Mission accomplished — officials breathed a sigh of relief as the first Long March 5B heavy-lift rocket arrived safely aboard two transport ships at the Wenchang Space Launch Center on Wednesday for prelaunch preparations, China Daily reported.
The rocket’s components were carried by Yuanwang 21 and Yuanwang 22 from Tianjin, a northern coastal municipality and home to the launch vehicle’s manufacturing complexes, the report said.
It spent about a week on the trip to the southernmost island province, according to the China Academy of Launch Vehicle Technology in Beijing, the leading rocket developer in the country, the report said.
Long March 5B is the first variant of the Long March 5, which conducted its third mission at the Wenchang center in December. It will be tasked with sending large spacecraft, including modules of the China Space Station (CSS) to low-Earth orbit, the academy said in a statement.
The rocket is 53.7 meters long, with a diameter of 5 meters. It will be propelled by liquid oxygen, liquid hydrogen and kerosene and will have a liftoff weight of about 849 metric tons, the report said.
Li Dong, the rocket’s chief designer, said that the craft will be pollution-free and will be the most powerful rocket when it comes to carrying capacity to the low-Earth orbit (LEO) — it will be capable of placing 22 tons (equivalent to the weight of 16 cars) of payload in orbit, the report said.
At the launch center, the rocket will make ground drills with the prototype of the Chinese space station’s core module to verify the launch sequence for the space station. After the drills, it will carry out the debut flight in April to launch the prototype of the country’s new manned spaceship, said the China Manned Space Agency.
According to China’s Ambassador to the UN, construction of the space station is well underway and the craft will be open for scientists around the world to use from 2022, the UK’s Daily Mail reported.
Like the International Space Station (ISS), the CSS would orbit 250 miles (400 km) above Earth. China hopes the space station will be operational for around a decade, supporting astronauts for 180-day stints.

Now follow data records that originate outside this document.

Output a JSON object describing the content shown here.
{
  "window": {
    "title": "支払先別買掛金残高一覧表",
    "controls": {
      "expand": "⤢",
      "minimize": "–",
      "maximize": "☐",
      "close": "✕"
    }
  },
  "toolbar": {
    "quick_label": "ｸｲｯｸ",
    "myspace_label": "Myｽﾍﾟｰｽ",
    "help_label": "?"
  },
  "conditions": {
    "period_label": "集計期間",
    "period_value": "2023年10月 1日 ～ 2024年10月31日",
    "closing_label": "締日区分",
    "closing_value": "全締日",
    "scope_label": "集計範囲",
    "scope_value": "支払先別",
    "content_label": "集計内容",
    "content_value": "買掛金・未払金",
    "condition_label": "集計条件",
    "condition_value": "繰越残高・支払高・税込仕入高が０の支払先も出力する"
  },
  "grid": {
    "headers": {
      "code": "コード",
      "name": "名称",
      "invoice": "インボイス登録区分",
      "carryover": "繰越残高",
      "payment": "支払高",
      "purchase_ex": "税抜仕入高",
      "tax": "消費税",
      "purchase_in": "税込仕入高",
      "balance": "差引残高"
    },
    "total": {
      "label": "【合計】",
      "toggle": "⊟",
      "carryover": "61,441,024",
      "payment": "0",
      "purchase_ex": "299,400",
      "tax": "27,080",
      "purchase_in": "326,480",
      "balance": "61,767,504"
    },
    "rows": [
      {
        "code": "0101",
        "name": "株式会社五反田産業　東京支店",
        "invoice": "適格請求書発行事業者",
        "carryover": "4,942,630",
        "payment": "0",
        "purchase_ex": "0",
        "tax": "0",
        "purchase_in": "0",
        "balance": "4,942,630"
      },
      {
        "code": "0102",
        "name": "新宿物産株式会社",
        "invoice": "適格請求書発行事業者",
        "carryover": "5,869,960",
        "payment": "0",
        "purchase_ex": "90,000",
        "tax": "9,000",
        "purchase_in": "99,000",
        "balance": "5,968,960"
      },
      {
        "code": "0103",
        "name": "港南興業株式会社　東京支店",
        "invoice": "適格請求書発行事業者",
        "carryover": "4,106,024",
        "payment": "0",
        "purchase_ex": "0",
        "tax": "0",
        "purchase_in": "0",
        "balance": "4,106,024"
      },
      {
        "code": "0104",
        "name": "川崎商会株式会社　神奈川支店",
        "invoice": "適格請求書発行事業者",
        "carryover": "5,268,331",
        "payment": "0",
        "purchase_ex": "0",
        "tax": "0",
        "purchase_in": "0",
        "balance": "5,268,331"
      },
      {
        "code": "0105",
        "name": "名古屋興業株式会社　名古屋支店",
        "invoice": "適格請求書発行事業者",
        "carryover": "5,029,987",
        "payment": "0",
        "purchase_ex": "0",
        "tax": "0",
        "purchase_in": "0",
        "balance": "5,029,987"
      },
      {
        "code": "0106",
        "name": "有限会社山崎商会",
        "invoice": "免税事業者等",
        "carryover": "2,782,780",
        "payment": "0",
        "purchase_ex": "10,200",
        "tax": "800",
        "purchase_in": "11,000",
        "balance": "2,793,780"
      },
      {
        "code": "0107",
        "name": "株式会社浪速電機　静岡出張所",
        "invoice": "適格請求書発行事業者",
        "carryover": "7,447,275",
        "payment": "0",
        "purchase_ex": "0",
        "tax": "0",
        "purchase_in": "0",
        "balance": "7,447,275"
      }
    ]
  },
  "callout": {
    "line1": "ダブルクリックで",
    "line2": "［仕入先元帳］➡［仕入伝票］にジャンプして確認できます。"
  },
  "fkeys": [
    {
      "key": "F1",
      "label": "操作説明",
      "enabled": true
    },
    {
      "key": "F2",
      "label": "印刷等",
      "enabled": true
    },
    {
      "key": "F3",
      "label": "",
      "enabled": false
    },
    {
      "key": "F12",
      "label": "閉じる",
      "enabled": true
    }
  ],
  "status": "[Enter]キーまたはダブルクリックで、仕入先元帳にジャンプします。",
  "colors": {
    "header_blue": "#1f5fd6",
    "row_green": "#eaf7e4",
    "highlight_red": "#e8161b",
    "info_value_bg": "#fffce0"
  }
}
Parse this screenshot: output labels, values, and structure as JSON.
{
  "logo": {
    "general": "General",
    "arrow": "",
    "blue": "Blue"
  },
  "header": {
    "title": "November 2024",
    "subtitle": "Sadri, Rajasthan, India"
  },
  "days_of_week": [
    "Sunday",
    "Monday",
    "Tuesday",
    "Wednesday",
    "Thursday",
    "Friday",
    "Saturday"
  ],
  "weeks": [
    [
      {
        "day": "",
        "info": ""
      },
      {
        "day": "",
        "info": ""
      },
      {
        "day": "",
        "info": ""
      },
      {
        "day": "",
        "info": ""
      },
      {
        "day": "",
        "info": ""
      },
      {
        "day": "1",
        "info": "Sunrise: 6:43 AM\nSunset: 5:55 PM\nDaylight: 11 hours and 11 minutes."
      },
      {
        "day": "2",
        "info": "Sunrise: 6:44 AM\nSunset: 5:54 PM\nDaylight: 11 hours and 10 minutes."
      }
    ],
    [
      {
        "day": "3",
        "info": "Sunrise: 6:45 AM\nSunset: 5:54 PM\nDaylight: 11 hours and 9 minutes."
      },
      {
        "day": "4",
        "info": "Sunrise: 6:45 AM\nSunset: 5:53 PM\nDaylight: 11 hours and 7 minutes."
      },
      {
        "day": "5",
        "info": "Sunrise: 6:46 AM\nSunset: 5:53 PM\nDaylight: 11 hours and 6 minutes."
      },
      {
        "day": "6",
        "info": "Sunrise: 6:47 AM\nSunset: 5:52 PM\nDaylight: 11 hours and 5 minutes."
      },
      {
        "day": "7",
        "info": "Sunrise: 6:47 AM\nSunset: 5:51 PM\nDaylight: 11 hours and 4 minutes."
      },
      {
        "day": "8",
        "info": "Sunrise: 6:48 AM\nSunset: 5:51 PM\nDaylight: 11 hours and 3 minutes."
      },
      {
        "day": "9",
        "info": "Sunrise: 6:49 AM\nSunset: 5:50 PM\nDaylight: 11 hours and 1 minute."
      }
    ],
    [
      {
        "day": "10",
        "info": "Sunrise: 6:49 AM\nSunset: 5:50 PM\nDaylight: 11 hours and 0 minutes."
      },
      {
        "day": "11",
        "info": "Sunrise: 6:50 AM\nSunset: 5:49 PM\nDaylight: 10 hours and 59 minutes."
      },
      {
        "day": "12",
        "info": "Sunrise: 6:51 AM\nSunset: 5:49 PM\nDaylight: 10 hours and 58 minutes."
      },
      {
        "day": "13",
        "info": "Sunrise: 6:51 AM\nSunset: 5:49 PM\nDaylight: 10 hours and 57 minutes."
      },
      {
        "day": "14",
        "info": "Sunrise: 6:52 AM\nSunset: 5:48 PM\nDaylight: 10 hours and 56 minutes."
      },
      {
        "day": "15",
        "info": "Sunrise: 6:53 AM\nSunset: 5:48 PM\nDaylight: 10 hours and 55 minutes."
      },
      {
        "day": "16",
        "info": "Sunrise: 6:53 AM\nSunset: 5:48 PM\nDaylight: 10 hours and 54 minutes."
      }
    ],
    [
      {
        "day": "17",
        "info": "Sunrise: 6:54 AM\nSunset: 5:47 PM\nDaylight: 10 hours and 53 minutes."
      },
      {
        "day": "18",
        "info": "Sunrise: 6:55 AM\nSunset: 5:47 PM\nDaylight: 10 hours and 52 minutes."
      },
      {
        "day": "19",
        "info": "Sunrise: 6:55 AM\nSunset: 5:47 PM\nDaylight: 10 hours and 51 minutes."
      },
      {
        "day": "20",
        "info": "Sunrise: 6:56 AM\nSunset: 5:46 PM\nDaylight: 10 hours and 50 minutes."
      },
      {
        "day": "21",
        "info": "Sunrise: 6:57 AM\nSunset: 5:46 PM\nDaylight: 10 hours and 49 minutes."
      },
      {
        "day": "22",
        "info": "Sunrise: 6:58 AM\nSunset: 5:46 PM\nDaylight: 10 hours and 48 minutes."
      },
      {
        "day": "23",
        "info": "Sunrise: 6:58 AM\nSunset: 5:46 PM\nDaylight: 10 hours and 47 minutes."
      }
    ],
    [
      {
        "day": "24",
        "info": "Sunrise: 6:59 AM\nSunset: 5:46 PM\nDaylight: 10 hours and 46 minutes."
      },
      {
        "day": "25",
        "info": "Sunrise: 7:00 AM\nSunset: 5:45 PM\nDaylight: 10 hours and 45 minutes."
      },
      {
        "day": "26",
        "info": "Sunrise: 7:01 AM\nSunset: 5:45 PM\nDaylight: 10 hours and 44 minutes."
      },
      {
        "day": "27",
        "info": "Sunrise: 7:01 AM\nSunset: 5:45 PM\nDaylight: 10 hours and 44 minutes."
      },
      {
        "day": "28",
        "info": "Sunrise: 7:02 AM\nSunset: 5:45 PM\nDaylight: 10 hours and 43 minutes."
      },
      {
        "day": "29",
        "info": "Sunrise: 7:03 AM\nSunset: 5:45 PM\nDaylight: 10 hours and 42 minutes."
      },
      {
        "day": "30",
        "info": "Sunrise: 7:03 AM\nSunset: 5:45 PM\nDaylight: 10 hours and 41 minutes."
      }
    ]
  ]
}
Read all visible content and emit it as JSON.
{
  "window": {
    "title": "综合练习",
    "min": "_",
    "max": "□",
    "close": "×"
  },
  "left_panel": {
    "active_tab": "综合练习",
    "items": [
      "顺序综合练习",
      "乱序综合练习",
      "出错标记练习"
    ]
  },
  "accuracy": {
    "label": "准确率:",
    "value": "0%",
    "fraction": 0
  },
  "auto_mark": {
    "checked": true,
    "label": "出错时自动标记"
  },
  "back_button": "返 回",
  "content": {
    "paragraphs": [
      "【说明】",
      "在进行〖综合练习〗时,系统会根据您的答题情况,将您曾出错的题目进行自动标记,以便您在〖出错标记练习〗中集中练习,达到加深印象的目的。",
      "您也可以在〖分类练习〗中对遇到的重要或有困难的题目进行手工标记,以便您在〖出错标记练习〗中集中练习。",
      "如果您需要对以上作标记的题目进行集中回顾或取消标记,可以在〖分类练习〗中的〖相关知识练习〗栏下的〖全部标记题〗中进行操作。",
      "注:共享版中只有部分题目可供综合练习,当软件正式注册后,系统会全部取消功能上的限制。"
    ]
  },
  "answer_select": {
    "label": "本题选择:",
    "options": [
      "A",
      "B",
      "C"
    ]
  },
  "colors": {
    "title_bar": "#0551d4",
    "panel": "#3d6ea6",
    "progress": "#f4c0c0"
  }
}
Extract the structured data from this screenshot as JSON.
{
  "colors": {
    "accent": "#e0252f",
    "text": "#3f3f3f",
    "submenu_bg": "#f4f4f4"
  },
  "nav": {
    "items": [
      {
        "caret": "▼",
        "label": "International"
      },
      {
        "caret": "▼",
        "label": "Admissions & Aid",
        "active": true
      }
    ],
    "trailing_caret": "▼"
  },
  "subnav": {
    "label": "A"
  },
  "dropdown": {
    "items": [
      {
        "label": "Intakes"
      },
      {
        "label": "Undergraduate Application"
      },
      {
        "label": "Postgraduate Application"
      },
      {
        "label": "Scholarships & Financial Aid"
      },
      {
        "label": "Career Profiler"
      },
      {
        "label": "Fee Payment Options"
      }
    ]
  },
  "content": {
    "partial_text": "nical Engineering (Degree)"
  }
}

This means it could outlive the ISS which may lose its funding from the White House as soon as 2024, the report said.
“CSS belongs not only to China, but also to the world,” said Shi Zhongjun, China’s Ambassador to UN, according to state-run news agency Xinhua.
“All countries, regardless of their size and level of development, can participate in the cooperation on an equal footing,” he said.
The CSS is due to be launched this year and will be fully operational by 2022. Up to three astronauts will be able to live in the CSS — which consists of one core module and two experimental ones — at the same time, the report said.
The White House wants to stop funding for the station after 2024, the latest documents indicate, and is working on a transition plan to hand the orbiting lab over to private industry.